A Berlin startup has developed a new electric delivery vehicle that can carry a carload of goods in a bicycle-sized package.
ONO is now selling the pioneer edition of its new “pedal-assisted transporter,” which they refer to as the PAT for short. Though perhaps it’s more accurate to call it a “cargo ebike delivery system,” as that is certainly what it’s for.
While a van can carry four times as many boxes as an ONO PAT, the delivery container that goes on the PAT can be loaded by hand at an ONO “delivery hub” and be waiting on caster wheels to easily roll onto the back of the bike when it’s time, a pairing that company officials say could reinvent urban logistics entirely.
Their argument is that in Europe’s typically narrow city streets, the advantages of an electric-powered bike with a cargo hold are many.
It can park on sidewalks, removing the need to look for parking in dense urban areas. It can use bike lanes to ease traffic congestion and prevent the need for stopping in the street, and it doesn’t require a driver’s license, insurance, or registration—all problems faced by regular delivery van drivers.
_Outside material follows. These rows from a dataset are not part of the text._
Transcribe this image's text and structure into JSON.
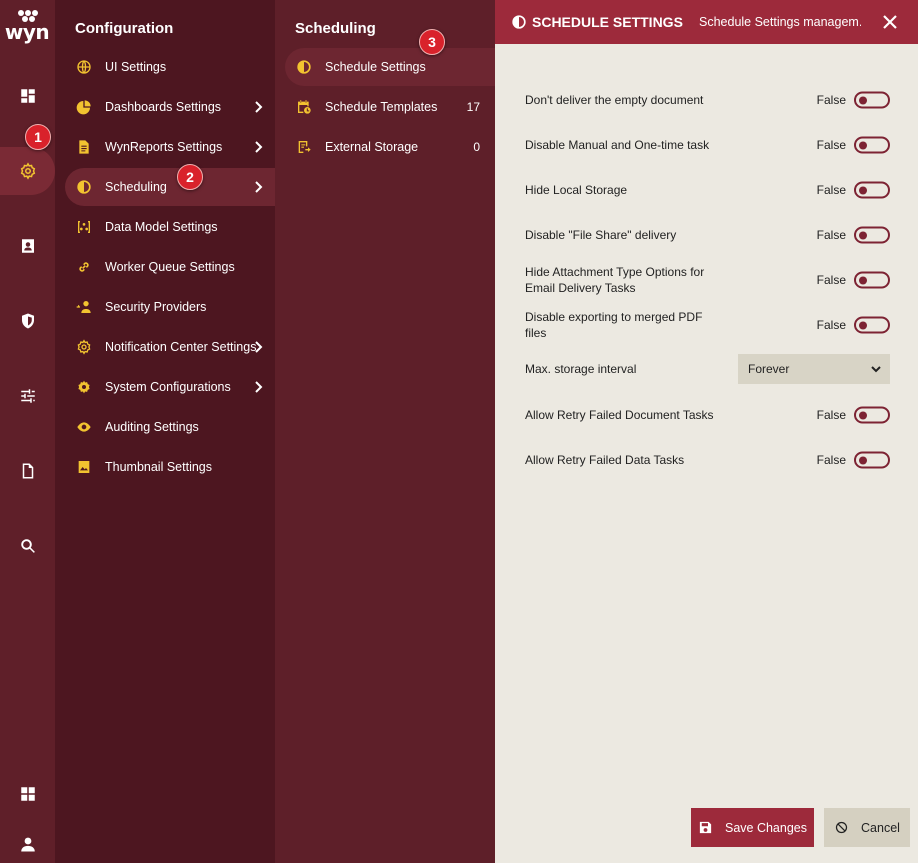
{
  "logo": {
    "text": "wyn"
  },
  "rail": {
    "items": [
      "dashboards-icon",
      "gear-icon",
      "contacts-icon",
      "shield-icon",
      "sliders-icon",
      "document-icon",
      "search-icon",
      "apps-icon",
      "user-icon"
    ]
  },
  "badges": [
    "1",
    "2",
    "3"
  ],
  "config": {
    "title": "Configuration",
    "items": [
      {
        "label": "UI Settings",
        "icon": "globe-icon"
      },
      {
        "label": "Dashboards Settings",
        "icon": "pie-chart-icon"
      },
      {
        "label": "WynReports Settings",
        "icon": "report-icon"
      },
      {
        "label": "Scheduling",
        "icon": "clock-icon"
      },
      {
        "label": "Data Model Settings",
        "icon": "data-model-icon"
      },
      {
        "label": "Worker Queue Settings",
        "icon": "link-icon"
      },
      {
        "label": "Security Providers",
        "icon": "user-key-icon"
      },
      {
        "label": "Notification Center Settings",
        "icon": "gear-icon"
      },
      {
        "label": "System Configurations",
        "icon": "gear-icon"
      },
      {
        "label": "Auditing Settings",
        "icon": "eye-icon"
      },
      {
        "label": "Thumbnail Settings",
        "icon": "image-icon"
      }
    ]
  },
  "scheduling": {
    "title": "Scheduling",
    "items": [
      {
        "label": "Schedule Settings",
        "count": ""
      },
      {
        "label": "Schedule Templates",
        "count": "17"
      },
      {
        "label": "External Storage",
        "count": "0"
      }
    ]
  },
  "settings": {
    "title": "SCHEDULE SETTINGS",
    "subtitle": "Schedule Settings managem...",
    "rows": [
      {
        "label": "Don't deliver the empty document",
        "value": "False"
      },
      {
        "label": "Disable Manual and One-time task",
        "value": "False"
      },
      {
        "label": "Hide Local Storage",
        "value": "False"
      },
      {
        "label": "Disable \"File Share\" delivery",
        "value": "False"
      },
      {
        "label": "Hide Attachment Type Options for Email Delivery Tasks",
        "value": "False"
      },
      {
        "label": "Disable exporting to merged PDF files",
        "value": "False"
      },
      {
        "label": "Max. storage interval",
        "value": "Forever"
      },
      {
        "label": "Allow Retry Failed Document Tasks",
        "value": "False"
      },
      {
        "label": "Allow Retry Failed Data Tasks",
        "value": "False"
      }
    ],
    "save_label": "Save Changes",
    "cancel_label": "Cancel"
  },
  "colors": {
    "accent": "#9d2a3b",
    "icon_yellow": "#f2c330",
    "rail": "#5f1f29",
    "panel": "#4d1620"
  }
}
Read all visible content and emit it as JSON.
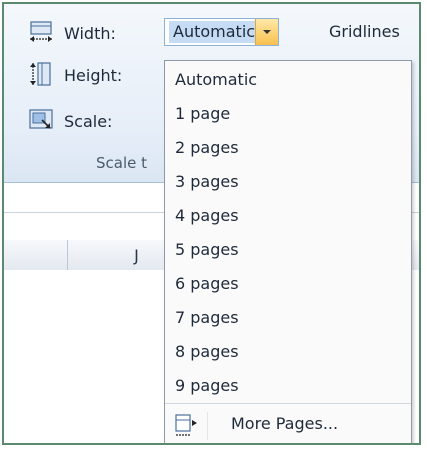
{
  "ribbon": {
    "width_label": "Width:",
    "height_label": "Height:",
    "scale_label": "Scale:",
    "width_value": "Automatic",
    "gridlines_label": "Gridlines",
    "group_label": "Scale t"
  },
  "sheet": {
    "column_j": "J"
  },
  "menu": {
    "items": [
      "Automatic",
      "1 page",
      "2 pages",
      "3 pages",
      "4 pages",
      "5 pages",
      "6 pages",
      "7 pages",
      "8 pages",
      "9 pages"
    ],
    "more_label": "More Pages..."
  },
  "icons": {
    "width": "width-icon",
    "height": "height-icon",
    "scale": "scale-icon",
    "dropdown": "chevron-down-icon",
    "more": "more-pages-icon"
  },
  "colors": {
    "frame": "#5b8a6e",
    "selection": "#c6dcf5",
    "dropdown_button": "#f7c04f"
  }
}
Quick trips to and from ONO Hubs would allow operators and coordinators to make up for the small size of the ONO PAT.
Other features include an RFID chip-activated starter to prevent theft; there’s also an enclosed cabin for the driver to sit in, helping make the job that bit more comfortable for those making deliveries—especially during frigid winters.
Of course, the biggest advantage is that the vehicle is emission-free, with a fast-charging time and limited battery expenditure.
After undergoing stress tests to see how many PATs and Hubs would be needed to service a metropolitan area, ONO is establishing a presence in four German cities this fall, with five Hubs operating out of Berlin alone. The company’s 2025 goals are to service 60 cities, and hopefully more.
Similar, if slightly less sophisticated, cargo ebikes are being tested and can be seen on the streets of Manhattan—where UPS, DHL, and Amazon are all adding their own versions of the PAT to their respective delivery fleets, signifying that diminutive vehicles could be the way forward for urban logistics.